(Source records)

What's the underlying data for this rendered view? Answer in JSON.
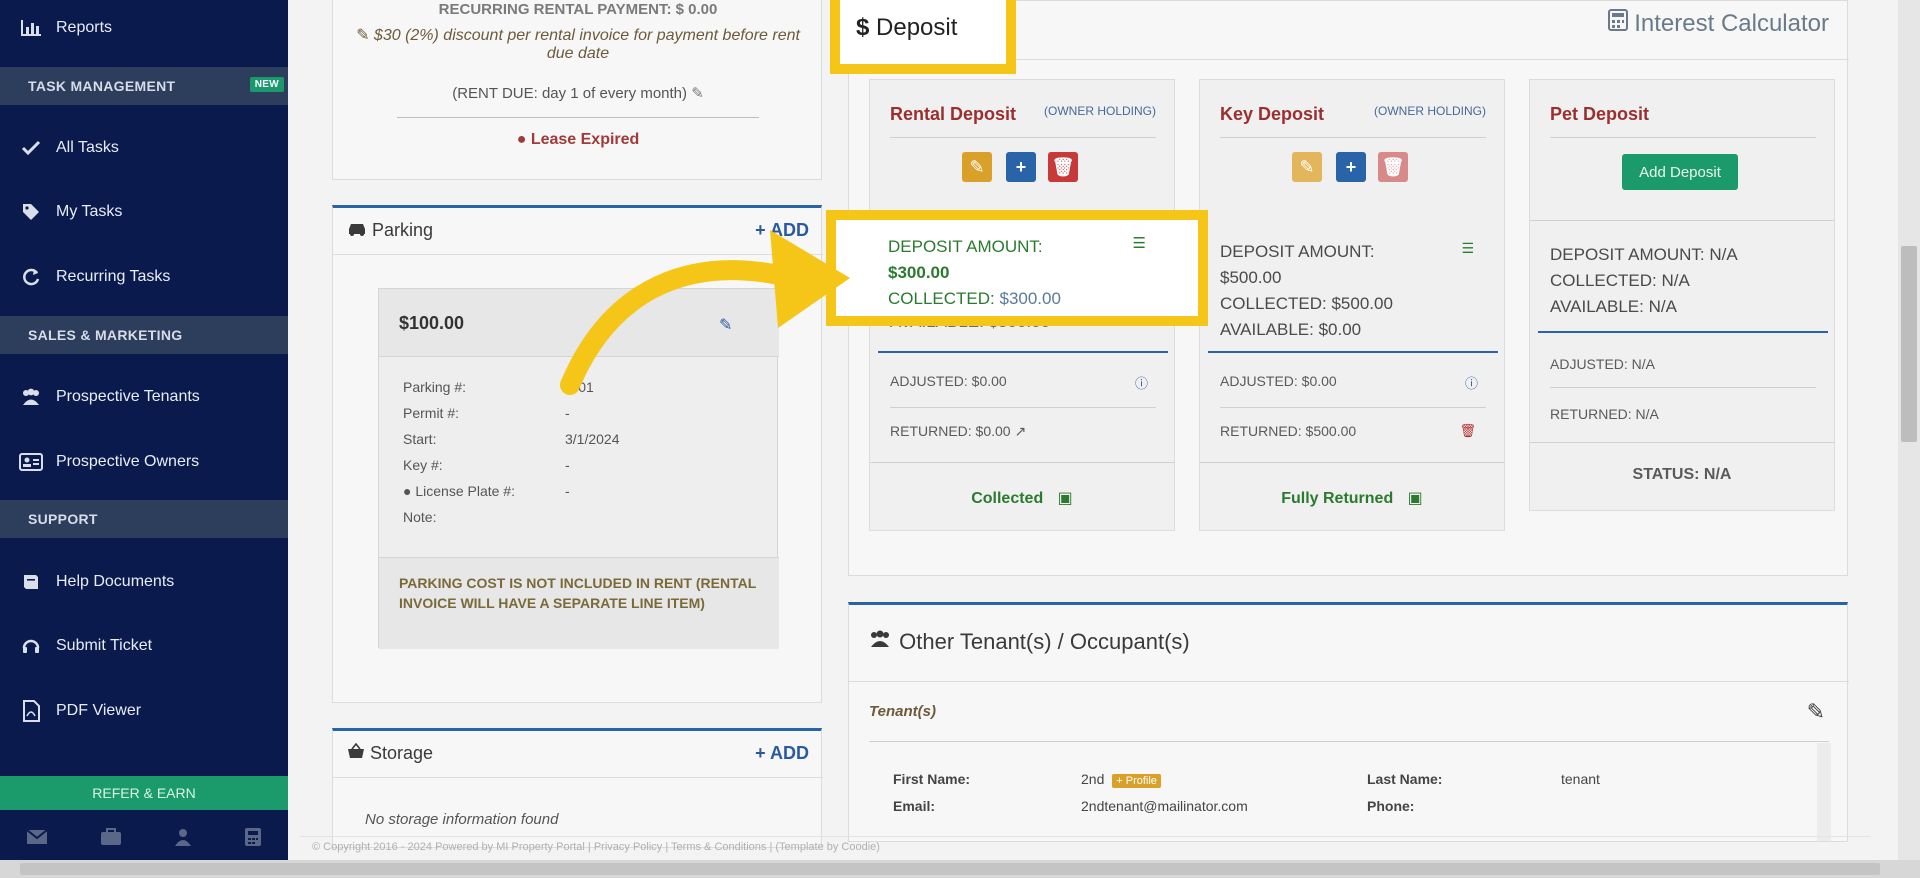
{
  "sidebar": {
    "reports": "Reports",
    "section_task": "TASK MANAGEMENT",
    "new_badge": "NEW",
    "all_tasks": "All Tasks",
    "my_tasks": "My Tasks",
    "recurring_tasks": "Recurring Tasks",
    "section_sales": "SALES & MARKETING",
    "prospective_tenants": "Prospective Tenants",
    "prospective_owners": "Prospective Owners",
    "section_support": "SUPPORT",
    "help_documents": "Help Documents",
    "submit_ticket": "Submit Ticket",
    "pdf_viewer": "PDF Viewer",
    "refer_earn": "REFER & EARN"
  },
  "lease": {
    "recurring_payment": "RECURRING RENTAL PAYMENT: $ 0.00",
    "discount": "$30 (2%) discount per rental invoice for payment before rent due date",
    "rent_due": "(RENT DUE: day 1 of every month)",
    "status": "Lease Expired"
  },
  "parking": {
    "title": "Parking",
    "add": "ADD",
    "amount": "$100.00",
    "labels": [
      "Parking #:",
      "Permit #:",
      "Start:",
      "Key #:",
      "License Plate #:",
      "Note:"
    ],
    "values": [
      "Z-01",
      "-",
      "3/1/2024",
      "-",
      "-",
      ""
    ],
    "notice": "PARKING COST IS NOT INCLUDED IN RENT (RENTAL INVOICE WILL HAVE A SEPARATE LINE ITEM)"
  },
  "storage": {
    "title": "Storage",
    "add": "ADD",
    "empty": "No storage information found"
  },
  "deposit_tab": "Deposit",
  "interest_calculator": "Interest Calculator",
  "deposits": {
    "rental": {
      "title": "Rental Deposit",
      "holding": "(OWNER HOLDING)",
      "amount_label": "DEPOSIT AMOUNT:",
      "amount": "$300.00",
      "collected_label": "COLLECTED:",
      "collected": "$300.00",
      "available": "AVAILABLE: $300.00",
      "adjusted": "ADJUSTED: $0.00",
      "returned": "RETURNED: $0.00",
      "status": "Collected"
    },
    "key": {
      "title": "Key Deposit",
      "holding": "(OWNER HOLDING)",
      "amount": "DEPOSIT AMOUNT:",
      "amount_value": "$500.00",
      "collected": "COLLECTED: $500.00",
      "available": "AVAILABLE: $0.00",
      "adjusted": "ADJUSTED: $0.00",
      "returned": "RETURNED: $500.00",
      "status": "Fully Returned"
    },
    "pet": {
      "title": "Pet Deposit",
      "add_button": "Add Deposit",
      "amount": "DEPOSIT AMOUNT: N/A",
      "collected": "COLLECTED: N/A",
      "available": "AVAILABLE: N/A",
      "adjusted": "ADJUSTED: N/A",
      "returned": "RETURNED: N/A",
      "status": "STATUS: N/A"
    }
  },
  "occupants": {
    "title": "Other Tenant(s) / Occupant(s)",
    "tenants_label": "Tenant(s)",
    "first_name_label": "First Name:",
    "first_name": "2nd",
    "profile_badge": "+ Profile",
    "last_name_label": "Last Name:",
    "last_name": "tenant",
    "email_label": "Email:",
    "email": "2ndtenant@mailinator.com",
    "phone_label": "Phone:"
  },
  "footer": "© Copyright 2016 - 2024 Powered by MI Property Portal | Privacy Policy | Terms & Conditions | (Template by Coodie)"
}
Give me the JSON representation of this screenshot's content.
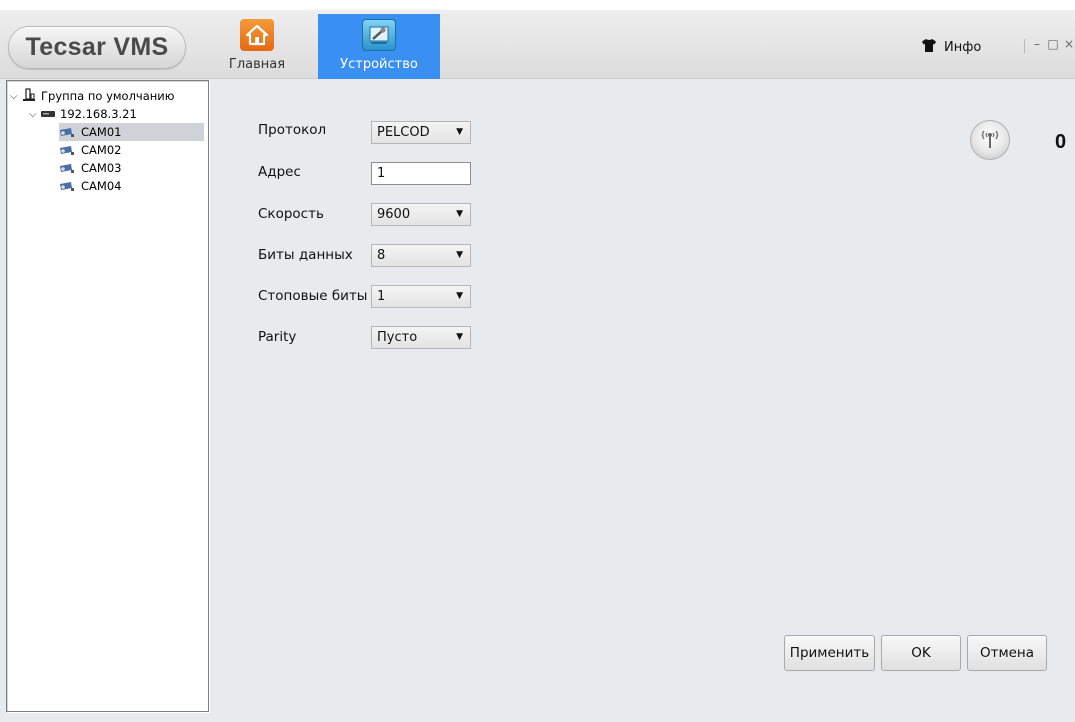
{
  "app": {
    "logo": "Tecsar VMS"
  },
  "nav": {
    "home_label": "Главная",
    "device_label": "Устройство",
    "info_label": "Инфо"
  },
  "window_controls": {
    "minimize": "–",
    "maximize": "□",
    "close": "×"
  },
  "tree": {
    "group": "Группа по умолчанию",
    "device": "192.168.3.21",
    "cameras": [
      "CAM01",
      "CAM02",
      "CAM03",
      "CAM04"
    ],
    "selected": "CAM01"
  },
  "form": {
    "protocol_label": "Протокол",
    "protocol_value": "PELCOD",
    "address_label": "Адрес",
    "address_value": "1",
    "speed_label": "Скорость",
    "speed_value": "9600",
    "databits_label": "Биты данных",
    "databits_value": "8",
    "stopbits_label": "Стоповые биты",
    "stopbits_value": "1",
    "parity_label": "Parity",
    "parity_value": "Пусто"
  },
  "ptz": {
    "value": "0"
  },
  "buttons": {
    "apply": "Применить",
    "ok": "OK",
    "cancel": "Отмена"
  },
  "colors": {
    "accent": "#3a8ff2",
    "home_icon": "#e46a12",
    "background": "#e9eaec"
  }
}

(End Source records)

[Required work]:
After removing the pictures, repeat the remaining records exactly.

[Task answer]:
What's the underlying data for this rendered view? Answer in JSON.
{
  "sidebar": {
    "reports": "Reports",
    "section_task": "TASK MANAGEMENT",
    "new_badge": "NEW",
    "all_tasks": "All Tasks",
    "my_tasks": "My Tasks",
    "recurring_tasks": "Recurring Tasks",
    "section_sales": "SALES & MARKETING",
    "prospective_tenants": "Prospective Tenants",
    "prospective_owners": "Prospective Owners",
    "section_support": "SUPPORT",
    "help_documents": "Help Documents",
    "submit_ticket": "Submit Ticket",
    "pdf_viewer": "PDF Viewer",
    "refer_earn": "REFER & EARN"
  },
  "lease": {
    "recurring_payment": "RECURRING RENTAL PAYMENT: $ 0.00",
    "discount": "$30 (2%) discount per rental invoice for payment before rent due date",
    "rent_due": "(RENT DUE: day 1 of every month)",
    "status": "Lease Expired"
  },
  "parking": {
    "title": "Parking",
    "add": "ADD",
    "amount": "$100.00",
    "labels": [
      "Parking #:",
      "Permit #:",
      "Start:",
      "Key #:",
      "License Plate #:",
      "Note:"
    ],
    "values": [
      "Z-01",
      "-",
      "3/1/2024",
      "-",
      "-",
      ""
    ],
    "notice": "PARKING COST IS NOT INCLUDED IN RENT (RENTAL INVOICE WILL HAVE A SEPARATE LINE ITEM)"
  },
  "storage": {
    "title": "Storage",
    "add": "ADD",
    "empty": "No storage information found"
  },
  "deposit_tab": "Deposit",
  "interest_calculator": "Interest Calculator",
  "deposits": {
    "rental": {
      "title": "Rental Deposit",
      "holding": "(OWNER HOLDING)",
      "amount_label": "DEPOSIT AMOUNT:",
      "amount": "$300.00",
      "collected_label": "COLLECTED:",
      "collected": "$300.00",
      "available": "AVAILABLE: $300.00",
      "adjusted": "ADJUSTED: $0.00",
      "returned": "RETURNED: $0.00",
      "status": "Collected"
    },
    "key": {
      "title": "Key Deposit",
      "holding": "(OWNER HOLDING)",
      "amount": "DEPOSIT AMOUNT:",
      "amount_value": "$500.00",
      "collected": "COLLECTED: $500.00",
      "available": "AVAILABLE: $0.00",
      "adjusted": "ADJUSTED: $0.00",
      "returned": "RETURNED: $500.00",
      "status": "Fully Returned"
    },
    "pet": {
      "title": "Pet Deposit",
      "add_button": "Add Deposit",
      "amount": "DEPOSIT AMOUNT: N/A",
      "collected": "COLLECTED: N/A",
      "available": "AVAILABLE: N/A",
      "adjusted": "ADJUSTED: N/A",
      "returned": "RETURNED: N/A",
      "status": "STATUS: N/A"
    }
  },
  "occupants": {
    "title": "Other Tenant(s) / Occupant(s)",
    "tenants_label": "Tenant(s)",
    "first_name_label": "First Name:",
    "first_name": "2nd",
    "profile_badge": "+ Profile",
    "last_name_label": "Last Name:",
    "last_name": "tenant",
    "email_label": "Email:",
    "email": "2ndtenant@mailinator.com",
    "phone_label": "Phone:"
  },
  "footer": "© Copyright 2016 - 2024 Powered by MI Property Portal | Privacy Policy | Terms & Conditions | (Template by Coodie)"
}
Give me the JSON representation of this screenshot's content.
{
  "app": {
    "logo": "Tecsar VMS"
  },
  "nav": {
    "home_label": "Главная",
    "device_label": "Устройство",
    "info_label": "Инфо"
  },
  "window_controls": {
    "minimize": "–",
    "maximize": "□",
    "close": "×"
  },
  "tree": {
    "group": "Группа по умолчанию",
    "device": "192.168.3.21",
    "cameras": [
      "CAM01",
      "CAM02",
      "CAM03",
      "CAM04"
    ],
    "selected": "CAM01"
  },
  "form": {
    "protocol_label": "Протокол",
    "protocol_value": "PELCOD",
    "address_label": "Адрес",
    "address_value": "1",
    "speed_label": "Скорость",
    "speed_value": "9600",
    "databits_label": "Биты данных",
    "databits_value": "8",
    "stopbits_label": "Стоповые биты",
    "stopbits_value": "1",
    "parity_label": "Parity",
    "parity_value": "Пусто"
  },
  "ptz": {
    "value": "0"
  },
  "buttons": {
    "apply": "Применить",
    "ok": "OK",
    "cancel": "Отмена"
  },
  "colors": {
    "accent": "#3a8ff2",
    "home_icon": "#e46a12",
    "background": "#e9eaec"
  }
}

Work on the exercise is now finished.